But a lot of owners seem willing to play along. And some have also stumbled upon an orthodox formula that's breeding success — bringing Target in alongside upscale Nordstrom to create an anchor mix with complementary price points.

Irvine Spectrum Center, a one-million-square-foot regional mall in Irvine, Calif., was the first to do so in June 2006. Since then, the two retailers have reunited to anchor Glendale Galleria, a 1.5-million-square-foot mall in Glendale, Calif., owned by General Growth Properties. Next year they will co-anchor Topanga Center, in Canoga Park, Calif., a 1.6-million-square-foot regional mall owned by Westfield Group.

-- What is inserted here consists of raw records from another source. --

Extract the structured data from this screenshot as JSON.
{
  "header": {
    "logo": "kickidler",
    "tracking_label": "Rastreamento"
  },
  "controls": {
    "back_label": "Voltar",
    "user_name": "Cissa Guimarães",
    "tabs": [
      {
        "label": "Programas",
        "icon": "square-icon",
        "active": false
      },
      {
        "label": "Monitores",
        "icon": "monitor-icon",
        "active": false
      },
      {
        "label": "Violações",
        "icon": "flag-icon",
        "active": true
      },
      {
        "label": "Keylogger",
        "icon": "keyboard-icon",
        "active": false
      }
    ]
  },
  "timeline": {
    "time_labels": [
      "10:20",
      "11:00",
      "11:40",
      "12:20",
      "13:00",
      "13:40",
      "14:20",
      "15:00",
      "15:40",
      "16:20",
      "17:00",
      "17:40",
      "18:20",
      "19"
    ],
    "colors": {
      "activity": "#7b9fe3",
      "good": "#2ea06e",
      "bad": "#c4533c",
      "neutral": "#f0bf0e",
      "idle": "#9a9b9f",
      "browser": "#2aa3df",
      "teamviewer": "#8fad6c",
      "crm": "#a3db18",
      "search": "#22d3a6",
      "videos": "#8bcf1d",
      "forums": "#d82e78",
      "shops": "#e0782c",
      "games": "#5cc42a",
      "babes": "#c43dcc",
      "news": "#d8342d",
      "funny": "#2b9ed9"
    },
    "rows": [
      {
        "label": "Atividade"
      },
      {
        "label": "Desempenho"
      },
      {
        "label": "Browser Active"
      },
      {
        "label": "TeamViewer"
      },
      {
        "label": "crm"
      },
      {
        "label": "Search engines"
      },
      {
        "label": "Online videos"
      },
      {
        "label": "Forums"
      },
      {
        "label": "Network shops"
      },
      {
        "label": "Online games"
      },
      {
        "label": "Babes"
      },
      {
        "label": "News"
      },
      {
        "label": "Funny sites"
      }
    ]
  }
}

For mall owners, marrying Nordstrom and Target makes perfect sense, Davidovitz says. Since consumers view Target as being a step above Wal-Mart, the more affluent among them will shop at Target for health and beauty aids, sports gear, toys and electronics after buying designer apparel at Nordstrom.

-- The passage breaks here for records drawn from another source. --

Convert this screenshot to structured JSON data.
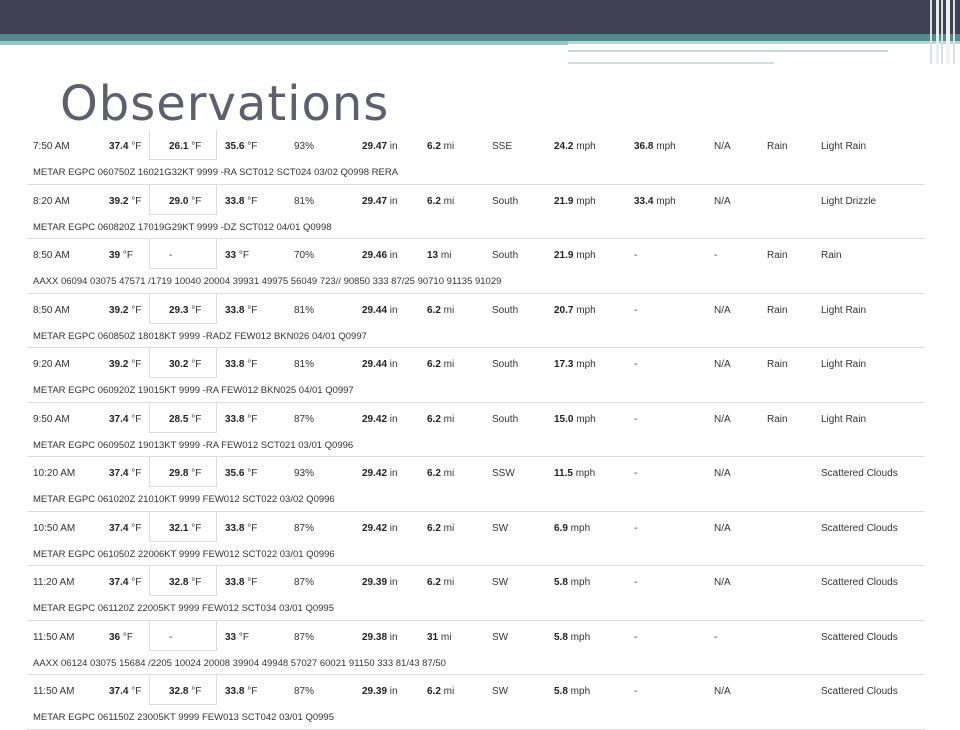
{
  "slide": {
    "title": "Observations"
  },
  "rows": [
    {
      "time": "7:50 AM",
      "temp": "37.4",
      "dew": "26.1",
      "heat": "35.6",
      "hum": "93%",
      "pres": "29.47",
      "vis": "6.2",
      "wdir": "SSE",
      "wspd": "24.2",
      "gust": "36.8",
      "prec": "N/A",
      "evt": "Rain",
      "cond": "Light Rain",
      "metar": "METAR EGPC 060750Z 16021G32KT 9999 -RA SCT012 SCT024 03/02 Q0998 RERA"
    },
    {
      "time": "8:20 AM",
      "temp": "39.2",
      "dew": "29.0",
      "heat": "33.8",
      "hum": "81%",
      "pres": "29.47",
      "vis": "6.2",
      "wdir": "South",
      "wspd": "21.9",
      "gust": "33.4",
      "prec": "N/A",
      "evt": "",
      "cond": "Light Drizzle",
      "metar": "METAR EGPC 060820Z 17019G29KT 9999 -DZ SCT012 04/01 Q0998"
    },
    {
      "time": "8:50 AM",
      "temp": "39",
      "dew": "-",
      "heat": "33",
      "hum": "70%",
      "pres": "29.46",
      "vis": "13",
      "wdir": "South",
      "wspd": "21.9",
      "gust": "-",
      "prec": "-",
      "evt": "Rain",
      "cond": "Rain",
      "metar": "AAXX 06094 03075 47571 /1719 10040 20004 39931 49975 56049 723// 90850 333 87/25 90710 91135 91029"
    },
    {
      "time": "8:50 AM",
      "temp": "39.2",
      "dew": "29.3",
      "heat": "33.8",
      "hum": "81%",
      "pres": "29.44",
      "vis": "6.2",
      "wdir": "South",
      "wspd": "20.7",
      "gust": "-",
      "prec": "N/A",
      "evt": "Rain",
      "cond": "Light Rain",
      "metar": "METAR EGPC 060850Z 18018KT 9999 -RADZ FEW012 BKN026 04/01 Q0997"
    },
    {
      "time": "9:20 AM",
      "temp": "39.2",
      "dew": "30.2",
      "heat": "33.8",
      "hum": "81%",
      "pres": "29.44",
      "vis": "6.2",
      "wdir": "South",
      "wspd": "17.3",
      "gust": "-",
      "prec": "N/A",
      "evt": "Rain",
      "cond": "Light Rain",
      "metar": "METAR EGPC 060920Z 19015KT 9999 -RA FEW012 BKN025 04/01 Q0997"
    },
    {
      "time": "9:50 AM",
      "temp": "37.4",
      "dew": "28.5",
      "heat": "33.8",
      "hum": "87%",
      "pres": "29.42",
      "vis": "6.2",
      "wdir": "South",
      "wspd": "15.0",
      "gust": "-",
      "prec": "N/A",
      "evt": "Rain",
      "cond": "Light Rain",
      "metar": "METAR EGPC 060950Z 19013KT 9999 -RA FEW012 SCT021 03/01 Q0996"
    },
    {
      "time": "10:20 AM",
      "temp": "37.4",
      "dew": "29.8",
      "heat": "35.6",
      "hum": "93%",
      "pres": "29.42",
      "vis": "6.2",
      "wdir": "SSW",
      "wspd": "11.5",
      "gust": "-",
      "prec": "N/A",
      "evt": "",
      "cond": "Scattered Clouds",
      "metar": "METAR EGPC 061020Z 21010KT 9999 FEW012 SCT022 03/02 Q0996"
    },
    {
      "time": "10:50 AM",
      "temp": "37.4",
      "dew": "32.1",
      "heat": "33.8",
      "hum": "87%",
      "pres": "29.42",
      "vis": "6.2",
      "wdir": "SW",
      "wspd": "6.9",
      "gust": "-",
      "prec": "N/A",
      "evt": "",
      "cond": "Scattered Clouds",
      "metar": "METAR EGPC 061050Z 22006KT 9999 FEW012 SCT022 03/01 Q0996"
    },
    {
      "time": "11:20 AM",
      "temp": "37.4",
      "dew": "32.8",
      "heat": "33.8",
      "hum": "87%",
      "pres": "29.39",
      "vis": "6.2",
      "wdir": "SW",
      "wspd": "5.8",
      "gust": "-",
      "prec": "N/A",
      "evt": "",
      "cond": "Scattered Clouds",
      "metar": "METAR EGPC 061120Z 22005KT 9999 FEW012 SCT034 03/01 Q0995"
    },
    {
      "time": "11:50 AM",
      "temp": "36",
      "dew": "-",
      "heat": "33",
      "hum": "87%",
      "pres": "29.38",
      "vis": "31",
      "wdir": "SW",
      "wspd": "5.8",
      "gust": "-",
      "prec": "-",
      "evt": "",
      "cond": "Scattered Clouds",
      "metar": "AAXX 06124 03075 15684 /2205 10024 20008 39904 49948 57027 60021 91150 333 81/43 87/50"
    },
    {
      "time": "11:50 AM",
      "temp": "37.4",
      "dew": "32.8",
      "heat": "33.8",
      "hum": "87%",
      "pres": "29.39",
      "vis": "6.2",
      "wdir": "SW",
      "wspd": "5.8",
      "gust": "-",
      "prec": "N/A",
      "evt": "",
      "cond": "Scattered Clouds",
      "metar": "METAR EGPC 061150Z 23005KT 9999 FEW013 SCT042 03/01 Q0995"
    }
  ]
}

“If you are Nordstrom, who would you rather have as co-anchor: Macy's, who's a direct competitor, Sears, who's the biggest [loser] in retail, or Target?” Davidowitz asks. “The best thing you can get is Target — it's a non-competitive situation, they have an affluent customer, and like Nordstrom, they generate tremendous footsteps.”

In October, Target posted same-store sales growth of 4.1 percent compared with the industry growth of 1.6 percent, which was far below analysts' expectations.

The retailer currently operates more than 1,500 stores and has announced plans to grow to 2,000 stores by 2011, including general merchandise and Super Target locations.

Green GE

GE Real Estate has partnered with the Clinton Climate Initiative (CCI) to reduce greenhouse gas emissions in large urban areas. The partnership provides the company with access to CCI's program to improve the environmental performance of its properties. Sustainability will be embedded in its existing investment processes, from origination and underwriting to due diligence and asset management, to improve environmental performance. This initiative expands on GE's existing work in the green movement, designed to help its customers improve their environmental and operating performance.

W/S Development Mobile

W/S Development has launched a customized Web site for real estate pros on the road. The site allows users of handheld electronic devices to search properties within W/S Development's real estate portfolio. The site includes its 75 lifestyle, mixed-use, power and community centers features photographs, demographics, key tenants and property facts. Users can download the property information and then e-mail questions from their mobile devices.

Simon Celtics

Simon Property Group and the Boston Celtics have teamed up to offer the Simon Boston Celtics Giftcard. The Visa gift card, available at Simon malls throughout New England can be used at any of Simon's shopping centers in the United States. It is the latest co-branded gift card offered by Simon and professional and collegiate sports franchises. The other professional basketball sports franchises include the San Antonio Spurs, Dallas Mavericks and Indiana Pacers. Simon will split the $3 fee on each card sold between the Boston Celtics Shamrock Foundation and the Simon Youth Foundation. As part of their alliance, Simon and the Boston Celtics also agreed to a three-year sponsorship that will bring Simon signage to the TD Banknorth Garden on the court as well as some online promotions.

JLL Heads Upstream

Jones Lang LaSalle has acquired Upstream, a London-based real estate sustainability services provider. The practice, which provides research, management systems and benchmarking for some of the United Kingdom's real estate investors, developers and tenants enhances Jones Lang LaSalle energy and sustainability services (ESS) with complementary services for its existing clients as well as new business opportunities. Financial terms were not disclosed. Jones Lang LaSalle's ESS business provides integrated energy management and environmental sustainability services for its global clients. The benchmarking that Upstream employs is considered an industry standard by some and an influencer for institutional investors and stakeholders. Upstream will be led by its existing leadership team, Chairman David Cadman and Joint Managing Directors Julie Hirigoyen and Sarah Ratcliffe.